There's a second dimension to this proposed solution. This January, ticket controllers will begin patrolling Prague's night trams. The city wants to prevent the homeless from using the trams as a place to pass the night, as Ladislav and hundreds of others have done.
Clearly, the city authorities want to be seen to be doing something to fight the intrusion of homeless people into the lives of ordinary Praguers. Jiri Janecek says he would like to see a more comprehensive solution to the problem of homelessness. But he is also unwilling to commit the city to providing a bed for anyone who requests one:
"Naturally not everyone who wants a bed will get one. Capacity is limited. Our priority has to be caring for Prague's homeless, and if we did promise a bed for everyone, we'd start to get even more people coming here from Ostrava, from Brno and elsewhere. I think each city in the Czech Republic should look after its own homeless population. Just because one city looks after their homeless doesn't mean that other towns can forget about theirs. Otherwise all the homeless will come to us here in Prague and I definitely don't want that to happen."
Pavla Vopelakova of the Salvation Army says her group has a productive relationship with the city, and would rate Prague's efforts to fight homelessness as a six or seven on a scale of one to ten. While the problem is stubborn, she says there are groups which could avoid the trap of homelessness with only a little additional support

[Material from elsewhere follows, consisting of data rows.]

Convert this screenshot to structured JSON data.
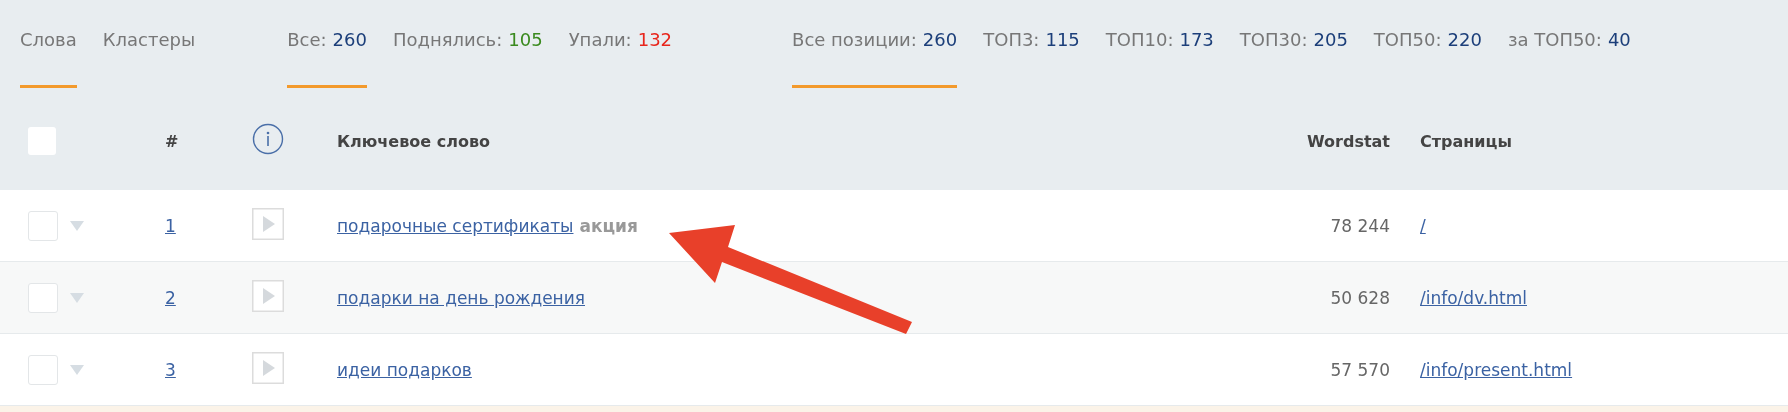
{
  "tab_groups": [
    {
      "items": [
        {
          "label": "Слова",
          "selected": true
        },
        {
          "label": "Кластеры",
          "selected": false
        }
      ]
    },
    {
      "items": [
        {
          "label": "Все:",
          "value": "260",
          "color": "#1c3f7a",
          "selected": true
        },
        {
          "label": "Поднялись:",
          "value": "105",
          "color": "#3a8a1e",
          "selected": false
        },
        {
          "label": "Упали:",
          "value": "132",
          "color": "#e8261c",
          "selected": false
        }
      ]
    },
    {
      "items": [
        {
          "label": "Все позиции:",
          "value": "260",
          "color": "#1c3f7a",
          "selected": true
        },
        {
          "label": "ТОП3:",
          "value": "115",
          "color": "#1c3f7a",
          "selected": false
        },
        {
          "label": "ТОП10:",
          "value": "173",
          "color": "#1c3f7a",
          "selected": false
        },
        {
          "label": "ТОП30:",
          "value": "205",
          "color": "#1c3f7a",
          "selected": false
        },
        {
          "label": "ТОП50:",
          "value": "220",
          "color": "#1c3f7a",
          "selected": false
        },
        {
          "label": "за ТОП50:",
          "value": "40",
          "color": "#1c3f7a",
          "selected": false
        }
      ]
    }
  ],
  "table": {
    "header_checked": false,
    "columns": [
      "#",
      "Ключевое слово",
      "Wordstat",
      "Страницы"
    ],
    "rows": [
      {
        "checked": false,
        "number": "1",
        "keyword": "подарочные сертификаты",
        "tag": "акция",
        "wordstat": "78 244",
        "page": "/"
      },
      {
        "checked": false,
        "number": "2",
        "keyword": "подарки на день рождения",
        "wordstat": "50 628",
        "page": "/info/dv.html"
      },
      {
        "checked": false,
        "number": "3",
        "keyword": "идеи подарков",
        "wordstat": "57 570",
        "page": "/info/present.html"
      }
    ]
  }
}
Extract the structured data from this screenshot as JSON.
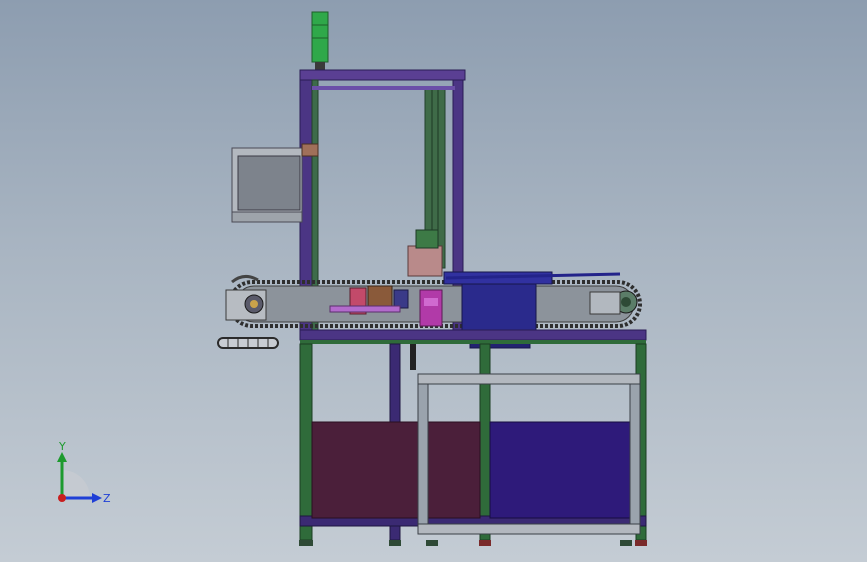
{
  "triad": {
    "y_label": "Y",
    "z_label": "Z",
    "colors": {
      "y": "#1d9a2e",
      "z": "#1f3fd6",
      "x": "#c81e1e"
    }
  },
  "palette": {
    "frame_purple": "#3b2a73",
    "frame_green": "#2f6b3a",
    "maroon_panel": "#4b1f3a",
    "violet_panel": "#2e1a7a",
    "hopper_blue": "#2a2a8c",
    "signal_light": "#2fa84a",
    "conveyor_dark": "#3a3a3a",
    "steel": "#9aa3ad"
  }
}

"I think the biggest problem not only here but in the whole Czech Republic is the follow-up accomodation. Because if we look in our hostel, 40% of the population of the hostels are elderly or handicapped people, people who are able to live on their own but have nowhere to move to. People who can be functioning in a normal society maybe with nominal support but they are living independently. Because the longer they are in the hostel, there is this syndrome of institutional care, and it's making them more dependent on us and that's what we don't want."
Now that Christmas is over, and the decorations are coming down, many moms and dads are seeing an uncomfortable future reflected in the screens of their brand-new flat screen TVs.
"You know the TV is costing you ten thousand but you don't have to pay anything on the spot, you are just paying in ten payments or eleven payments. Or the bank is offering you a loan, you can get 30,000 on the spot, you just sign a paper, but usually what they don't tell you how much actually it's going to cost you in all those months you are paying back. And some people, maybe in one month just before Christmas they want to get presents or they want to get TV or they want to go on holiday and they don't calculate monthly how much money monthly they have to pay back and whether they can afford it from social benefits or minimum wage which they receive."